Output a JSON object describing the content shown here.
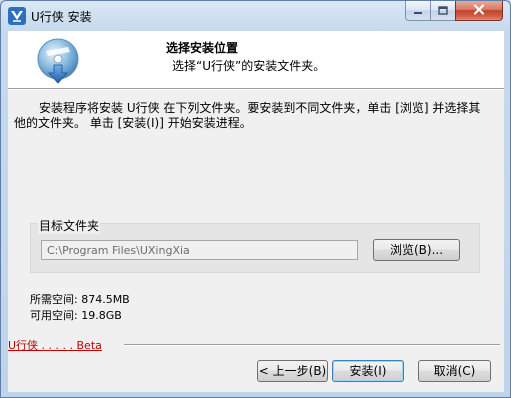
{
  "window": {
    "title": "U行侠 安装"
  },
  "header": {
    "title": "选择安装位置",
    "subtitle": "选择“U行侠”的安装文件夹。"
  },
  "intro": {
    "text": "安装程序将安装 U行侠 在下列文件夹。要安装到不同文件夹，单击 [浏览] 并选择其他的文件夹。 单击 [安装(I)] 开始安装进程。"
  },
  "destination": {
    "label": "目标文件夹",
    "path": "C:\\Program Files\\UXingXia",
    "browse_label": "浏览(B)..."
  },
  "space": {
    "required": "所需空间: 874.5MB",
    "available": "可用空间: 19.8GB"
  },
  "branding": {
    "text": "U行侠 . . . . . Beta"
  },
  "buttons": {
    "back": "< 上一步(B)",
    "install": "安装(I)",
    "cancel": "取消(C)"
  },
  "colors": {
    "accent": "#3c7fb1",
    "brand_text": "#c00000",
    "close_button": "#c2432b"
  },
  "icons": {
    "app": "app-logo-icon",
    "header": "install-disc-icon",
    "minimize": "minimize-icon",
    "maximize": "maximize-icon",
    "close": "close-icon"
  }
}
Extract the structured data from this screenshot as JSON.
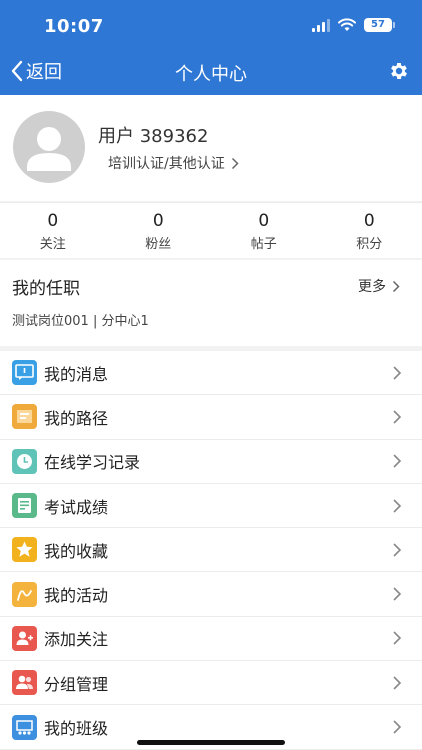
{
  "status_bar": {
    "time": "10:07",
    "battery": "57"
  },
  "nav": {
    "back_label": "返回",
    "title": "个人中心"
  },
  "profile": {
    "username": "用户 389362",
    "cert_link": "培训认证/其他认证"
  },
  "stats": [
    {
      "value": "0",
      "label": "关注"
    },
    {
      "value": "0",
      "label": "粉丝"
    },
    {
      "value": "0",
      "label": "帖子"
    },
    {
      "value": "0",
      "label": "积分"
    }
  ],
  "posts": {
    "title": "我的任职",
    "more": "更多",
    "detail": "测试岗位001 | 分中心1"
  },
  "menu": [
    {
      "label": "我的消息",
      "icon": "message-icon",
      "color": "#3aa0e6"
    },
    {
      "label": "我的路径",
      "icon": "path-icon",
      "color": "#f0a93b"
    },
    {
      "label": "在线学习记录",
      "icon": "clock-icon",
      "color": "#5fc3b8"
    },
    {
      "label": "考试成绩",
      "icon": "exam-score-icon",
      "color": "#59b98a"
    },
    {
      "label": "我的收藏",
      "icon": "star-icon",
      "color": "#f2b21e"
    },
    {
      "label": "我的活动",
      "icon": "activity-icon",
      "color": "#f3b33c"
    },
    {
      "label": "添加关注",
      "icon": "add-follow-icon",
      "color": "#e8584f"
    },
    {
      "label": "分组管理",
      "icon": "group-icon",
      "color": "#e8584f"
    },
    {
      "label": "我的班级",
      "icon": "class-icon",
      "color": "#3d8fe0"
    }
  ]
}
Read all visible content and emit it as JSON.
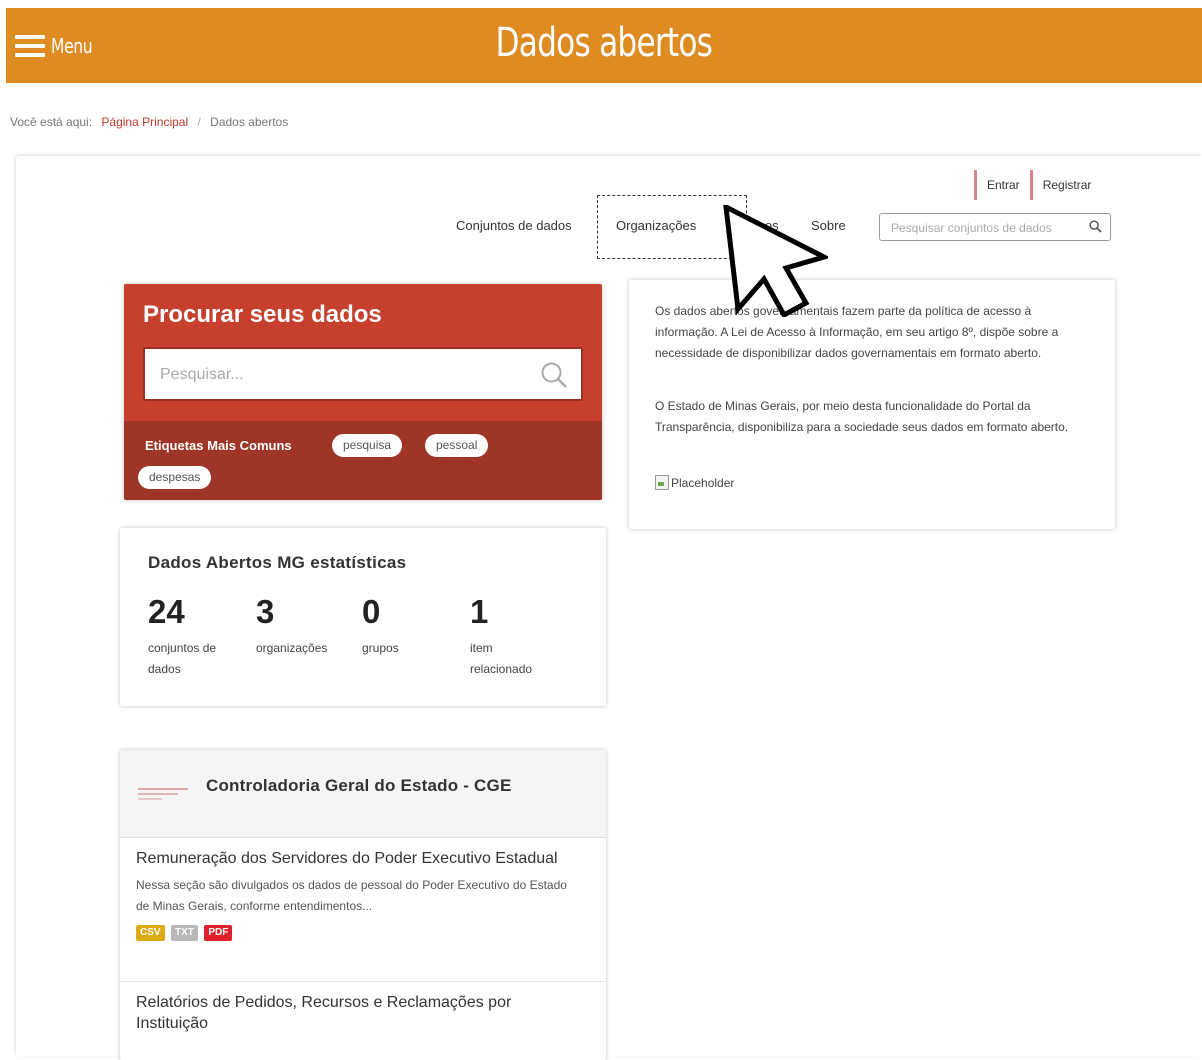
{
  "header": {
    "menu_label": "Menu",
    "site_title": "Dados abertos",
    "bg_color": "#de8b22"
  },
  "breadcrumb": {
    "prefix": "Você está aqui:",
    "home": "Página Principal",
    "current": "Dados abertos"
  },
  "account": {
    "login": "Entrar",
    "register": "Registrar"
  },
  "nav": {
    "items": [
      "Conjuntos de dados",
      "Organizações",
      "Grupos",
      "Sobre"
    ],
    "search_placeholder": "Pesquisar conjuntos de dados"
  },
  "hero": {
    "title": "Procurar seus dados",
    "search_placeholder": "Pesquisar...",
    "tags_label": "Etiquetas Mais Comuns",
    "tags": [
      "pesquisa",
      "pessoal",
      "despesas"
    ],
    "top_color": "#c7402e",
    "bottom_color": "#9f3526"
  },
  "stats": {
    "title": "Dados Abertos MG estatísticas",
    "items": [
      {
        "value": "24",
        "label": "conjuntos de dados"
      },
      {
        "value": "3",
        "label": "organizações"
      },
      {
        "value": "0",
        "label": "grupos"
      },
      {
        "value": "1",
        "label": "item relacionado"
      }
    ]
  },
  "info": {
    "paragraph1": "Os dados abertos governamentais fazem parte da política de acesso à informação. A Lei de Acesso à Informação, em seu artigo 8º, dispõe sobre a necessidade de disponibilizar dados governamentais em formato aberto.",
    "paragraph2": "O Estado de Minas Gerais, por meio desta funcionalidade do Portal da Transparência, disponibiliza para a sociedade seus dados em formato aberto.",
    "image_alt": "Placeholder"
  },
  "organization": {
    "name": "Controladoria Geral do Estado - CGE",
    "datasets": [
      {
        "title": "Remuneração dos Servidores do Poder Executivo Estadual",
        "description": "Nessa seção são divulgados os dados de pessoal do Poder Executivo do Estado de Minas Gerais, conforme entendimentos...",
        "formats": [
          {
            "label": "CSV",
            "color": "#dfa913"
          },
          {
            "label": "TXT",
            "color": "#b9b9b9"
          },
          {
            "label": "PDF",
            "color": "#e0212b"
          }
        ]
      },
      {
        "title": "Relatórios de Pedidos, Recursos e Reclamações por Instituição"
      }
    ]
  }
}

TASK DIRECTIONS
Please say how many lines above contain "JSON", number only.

RESPONSE
3